Continue north on the highway to find the notoriously unmarked route to Bolinas. In the unassuming town center, fun, funky shops post visualize impeachment signs in their windows and surfers mingle with long-haired (albeit graying) former flower children. Make your way to the Bolinas People's Store for sandwiches. And be sure to pick up some Maddy's Jammin' blackberry-cherry jam—sweet summer in a jar.


Great egrets and great blue herons nest at Audubon Canyon Ranch, 3.5 miles north of Stinson. (415) 868-9244.

Up the street, the delicious Coast Cafe presents some tough choices: Should you sit on the colorful front patio and people-watch or enjoy the cozy interior decorated with vintage surfboards? Order the grilled oysters or the Marin Sun Farms burger? After lunch, you're on to your next adventure: exploring the nearby Duxbury Reef tide pools or trekking into Point Reyes National Seashore from the Palomarin Trailhead. Feeling less ambitious? Hit the Bolinas Beach and spread out a blanket—then build your sandcastle, of course.

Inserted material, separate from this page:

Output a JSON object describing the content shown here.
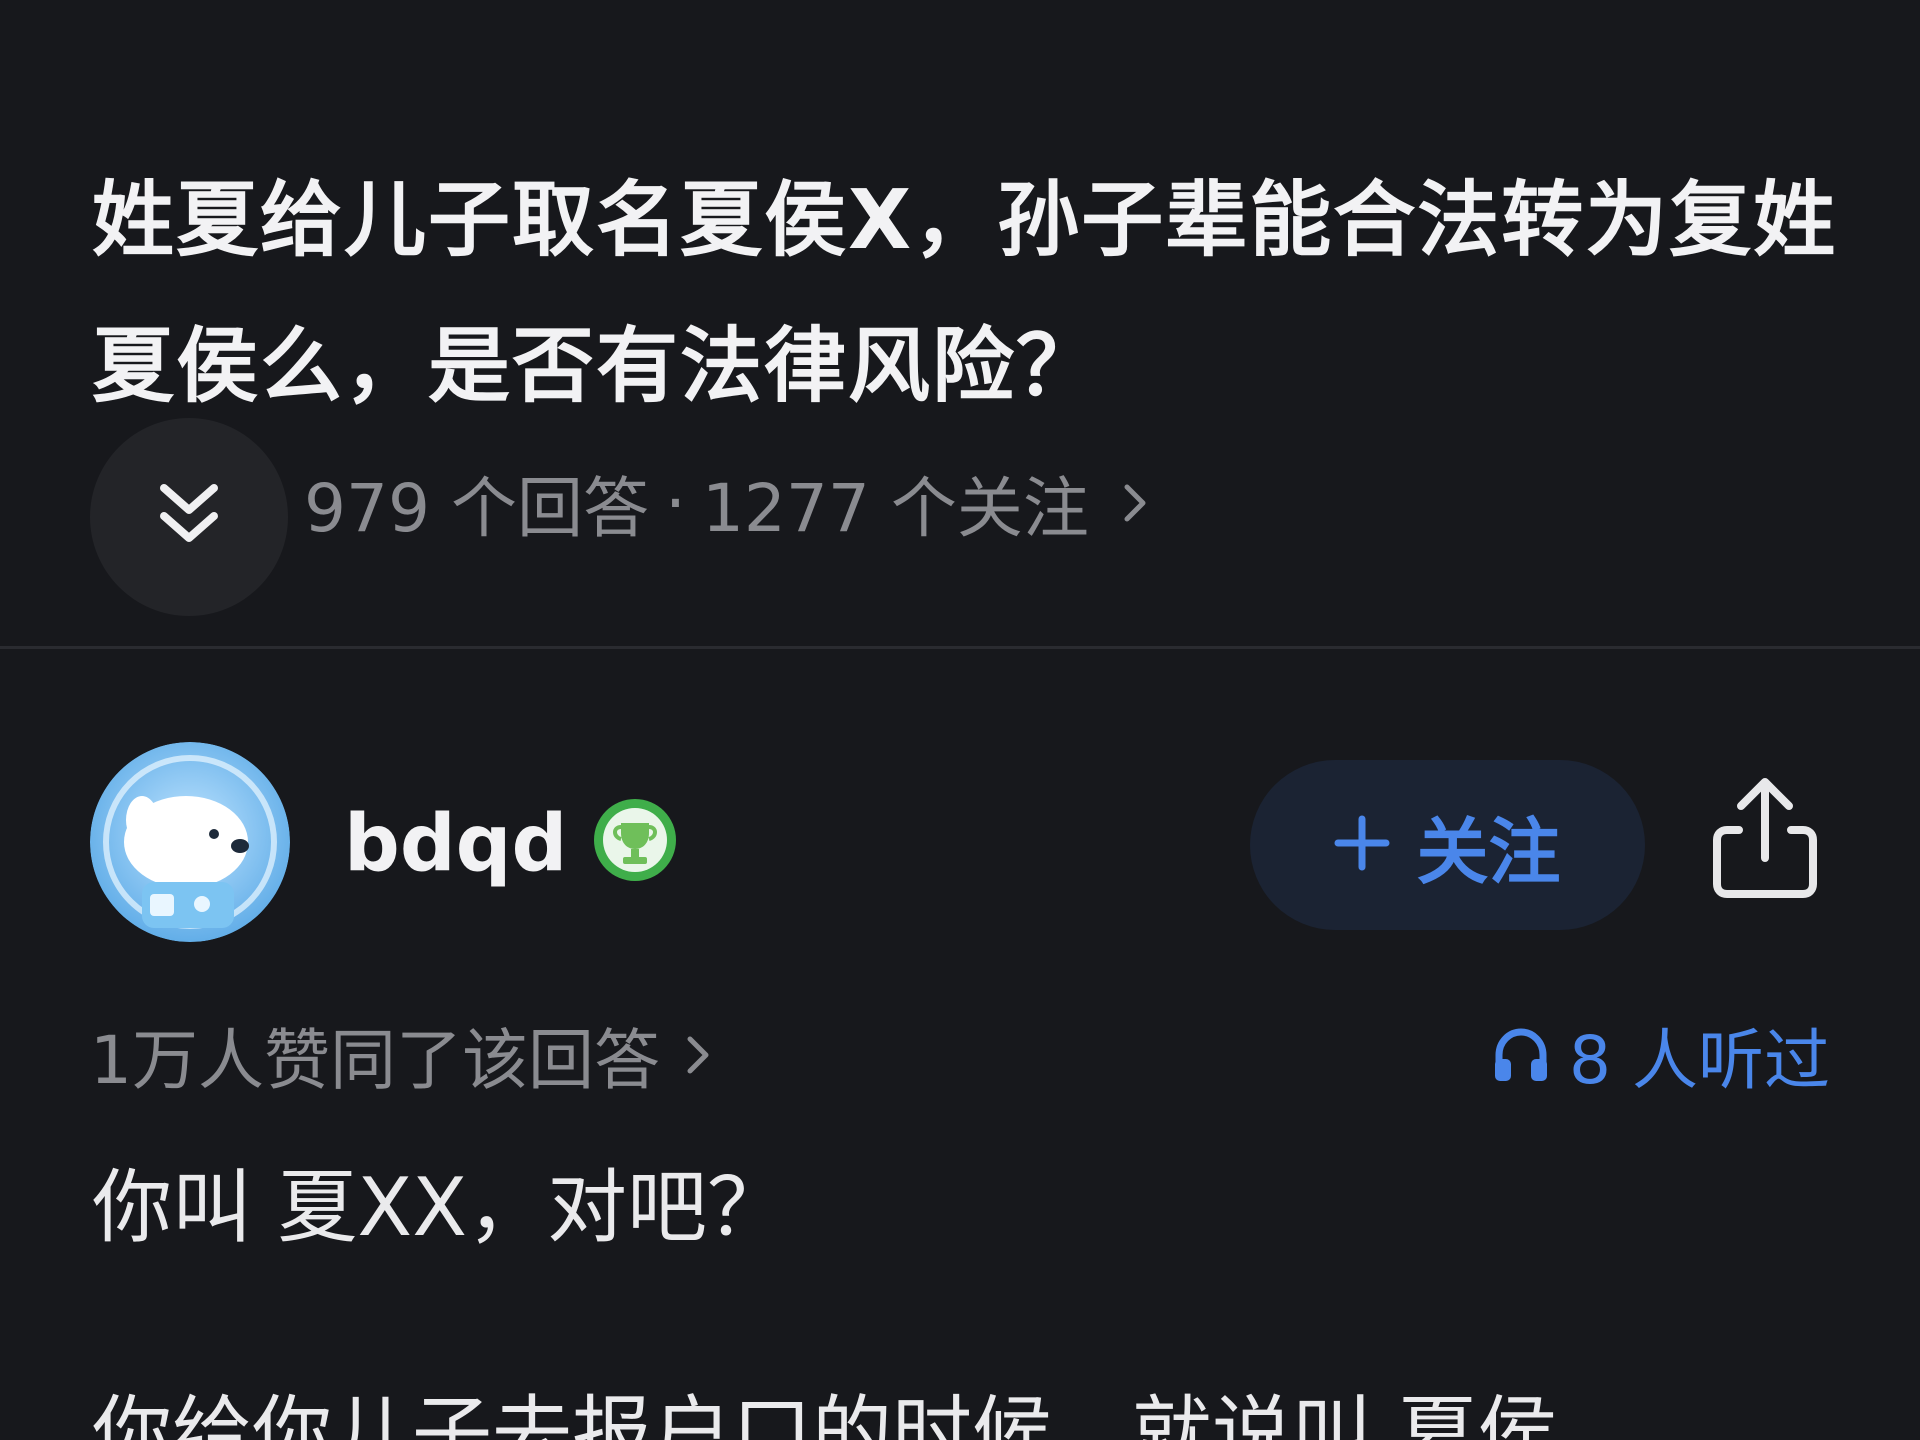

Photography by Sean Arbabi


This article was first published in May 2007. Some facts may have aged gracelessly. Please call ahead to verify information.